It’s unclear how many refugees and people who evacuated Afghanistan will arrive in Arizona, said Charles Shipman, the state refugee coordinator at the Department of Economic Security, which partners with the federal government to provide services to new refugees seeking to make Arizona their new home.
“This is an emergency effort. This is a U.S. evacuation effort (and) all of the pieces have not been worked out,” Shipman said in a community meeting last week.
Shipman said the federal government has reported that about 29,000 of the people evacuated last month have protections or are in the process of obtaining Special Immigrant Visas, a program available to translators and interpreters who worked for U.S. troops or other Afghans who worked for the U.S. government or U.S.-based companies. Another 50,000 people evacuated are expected to qualify for a program known as humanitarian parole, which allows some immigrants to temporarily live in the U.S., he added.
Shipman said it’s too early to say how many arrivals are expected in Arizona. He added that the state expected a “high number” of parolees, and not as many people arriving through the SIV program.
He said the state agency is working to consolidate and coordinate efforts to volunteer, support and help with new Afghan arrivals in Arizona.
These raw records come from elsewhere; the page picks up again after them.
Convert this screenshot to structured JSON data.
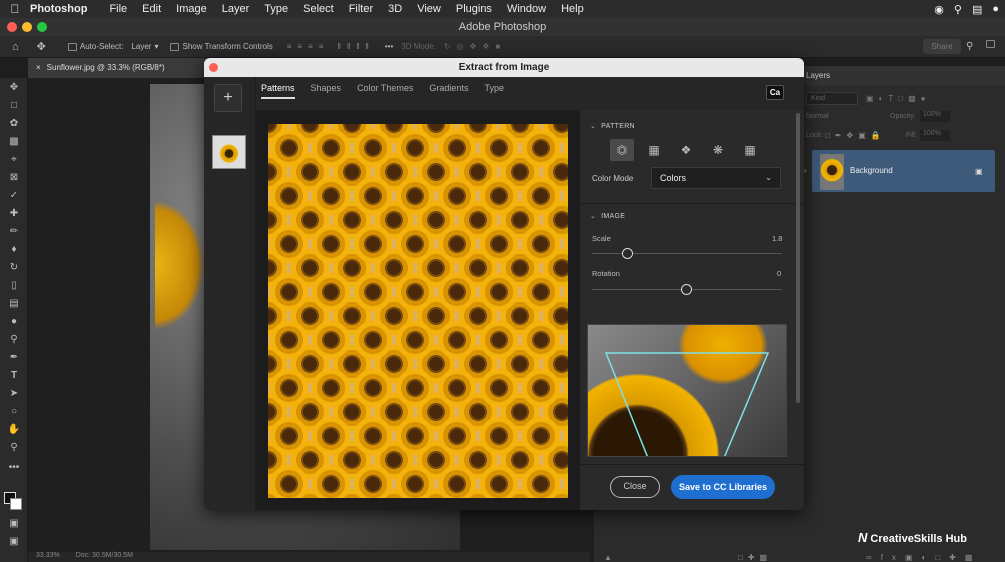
{
  "menubar": {
    "apple": "",
    "app_name": "Photoshop",
    "items": [
      "File",
      "Edit",
      "Image",
      "Layer",
      "Type",
      "Select",
      "Filter",
      "3D",
      "View",
      "Plugins",
      "Window",
      "Help"
    ]
  },
  "window": {
    "title": "Adobe Photoshop"
  },
  "options_bar": {
    "auto_select_label": "Auto-Select:",
    "auto_select_value": "Layer",
    "show_transform_label": "Show Transform Controls",
    "mode_3d_label": "3D Mode:",
    "share_label": "Share"
  },
  "document": {
    "tab_title": "Sunflower.jpg @ 33.3% (RGB/8*)",
    "zoom": "33.33%",
    "doc_info": "Doc: 30.5M/30.5M"
  },
  "layers_panel": {
    "title": "Layers",
    "kind_label": "Kind",
    "blend_mode": "Normal",
    "opacity_label": "Opacity:",
    "opacity_value": "100%",
    "lock_label": "Lock:",
    "fill_label": "Fill:",
    "fill_value": "100%",
    "layer_name": "Background"
  },
  "dialog": {
    "title": "Extract from Image",
    "add_button": "+",
    "tabs": [
      "Patterns",
      "Shapes",
      "Color Themes",
      "Gradients",
      "Type"
    ],
    "active_tab": "Patterns",
    "cc_badge": "Ca",
    "pattern_section": "PATTERN",
    "color_mode_label": "Color Mode",
    "color_mode_value": "Colors",
    "image_section": "IMAGE",
    "scale_label": "Scale",
    "scale_value": "1.8",
    "rotation_label": "Rotation",
    "rotation_value": "0",
    "close_button": "Close",
    "save_button": "Save to CC Libraries"
  },
  "watermark": {
    "text": "CreativeSkills Hub"
  },
  "colors": {
    "accent_blue": "#1f6fd1",
    "close_red": "#ff5f57",
    "layer_selected": "#3d5a7a"
  }
}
Meanwhile, nonprofits and community groups are working to understand what the more critical needs will be and balance all the donations and support that different people, faith groups and companies are offering.
For now, DES is also compiling a volunteer interest form that people who want to help in by providing temporary housing, interpretation or translation, transportation, donations or places to pick up or drop off donations can fill out and submit.
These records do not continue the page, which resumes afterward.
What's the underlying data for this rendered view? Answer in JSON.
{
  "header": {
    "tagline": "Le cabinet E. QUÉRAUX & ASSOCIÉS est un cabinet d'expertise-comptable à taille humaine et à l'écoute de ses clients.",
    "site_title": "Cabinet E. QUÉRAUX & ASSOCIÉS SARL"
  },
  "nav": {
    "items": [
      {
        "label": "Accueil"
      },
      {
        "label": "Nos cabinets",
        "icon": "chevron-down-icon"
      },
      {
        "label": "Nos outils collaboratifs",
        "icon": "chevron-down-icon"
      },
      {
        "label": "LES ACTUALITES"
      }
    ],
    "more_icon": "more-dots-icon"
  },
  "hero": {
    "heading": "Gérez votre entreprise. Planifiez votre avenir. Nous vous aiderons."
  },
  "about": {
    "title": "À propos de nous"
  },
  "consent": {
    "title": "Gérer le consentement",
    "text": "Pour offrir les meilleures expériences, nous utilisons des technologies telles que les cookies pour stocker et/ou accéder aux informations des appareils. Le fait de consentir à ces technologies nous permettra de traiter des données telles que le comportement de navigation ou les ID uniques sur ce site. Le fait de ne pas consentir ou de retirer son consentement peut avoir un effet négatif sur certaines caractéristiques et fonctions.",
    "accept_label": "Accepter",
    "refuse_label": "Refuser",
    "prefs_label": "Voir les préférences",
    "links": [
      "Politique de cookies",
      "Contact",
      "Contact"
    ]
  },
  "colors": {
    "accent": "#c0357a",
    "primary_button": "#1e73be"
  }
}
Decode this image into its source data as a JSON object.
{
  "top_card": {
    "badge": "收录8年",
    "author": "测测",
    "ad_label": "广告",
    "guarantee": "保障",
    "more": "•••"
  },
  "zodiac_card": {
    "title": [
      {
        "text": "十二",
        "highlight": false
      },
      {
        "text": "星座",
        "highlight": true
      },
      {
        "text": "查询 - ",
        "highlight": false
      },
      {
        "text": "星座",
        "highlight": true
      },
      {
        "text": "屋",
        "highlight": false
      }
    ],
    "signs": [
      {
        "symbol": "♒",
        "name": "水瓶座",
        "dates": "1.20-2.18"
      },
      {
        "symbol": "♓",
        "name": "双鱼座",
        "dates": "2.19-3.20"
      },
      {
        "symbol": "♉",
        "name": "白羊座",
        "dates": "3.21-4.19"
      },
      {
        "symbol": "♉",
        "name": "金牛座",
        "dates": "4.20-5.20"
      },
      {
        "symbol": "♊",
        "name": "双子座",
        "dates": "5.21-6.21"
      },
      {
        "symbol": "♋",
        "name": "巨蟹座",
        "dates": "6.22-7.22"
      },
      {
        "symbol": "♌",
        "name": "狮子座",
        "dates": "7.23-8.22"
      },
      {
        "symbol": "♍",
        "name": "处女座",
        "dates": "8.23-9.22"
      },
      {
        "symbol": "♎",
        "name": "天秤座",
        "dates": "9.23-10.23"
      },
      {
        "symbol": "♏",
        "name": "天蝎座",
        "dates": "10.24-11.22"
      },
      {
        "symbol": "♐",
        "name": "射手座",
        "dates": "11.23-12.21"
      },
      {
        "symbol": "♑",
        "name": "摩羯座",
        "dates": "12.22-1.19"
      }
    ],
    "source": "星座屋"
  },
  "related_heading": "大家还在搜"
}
The Afghan communities in Phoenix and Tucson are also coming together to help, welcome and support those who managed to evacuate, said Asmeen Hamkar, who works with the DES refugee resettlement program.
Nestled against the foothills of Estrella Mountain Regional Park, a nearly 3,000-square-foot house sits on an allegedly vacant lot.
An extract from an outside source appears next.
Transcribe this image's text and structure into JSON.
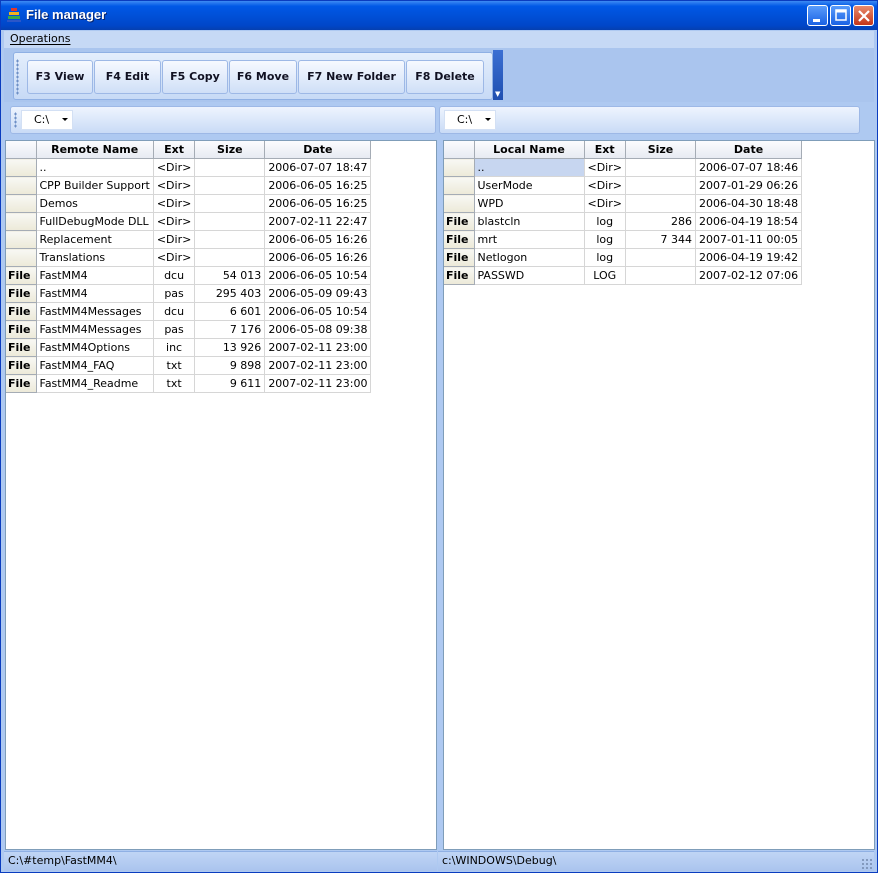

According to a report issued by conservative activists who have spent much of the past year since the election knocking on doors across Maricopa County and asking people about their voting history, the address in Goodyear is a vacant lot where two people nonetheless cast ballots by mail in the November election.
The Arizona Mirror visited the address in Goodyear and found a house that is clearly visible from the street. A low-slung wall surrounds the lot, and the house number can be seen from the dirt road that leads to the gate at the front of the property. The house is also visible on satellite images on Google Maps that can be easily found with a few simple keystrokes.
A few more keystrokes is all it takes to access property records from the Maricopa County Recorder’s Office that show two owners who took possession of the property in 2018. The house itself was built in 2005, those records show. The Maricopa County Elections Department says those two owners, along with a third person who is registered to vote there, voted by mail in the 2020 general election.
After months of hype among adherents of false conspiracy theories that the 2020 election was rigged, a long-awaited report on a volunteer “canvassing” effort of Maricopa County voters landed with a dull thud on Wednesday when the activists behind it made a series of breathless allegations without any evidence to back them up — highlighted by two specific claims that were almost immediately proven false.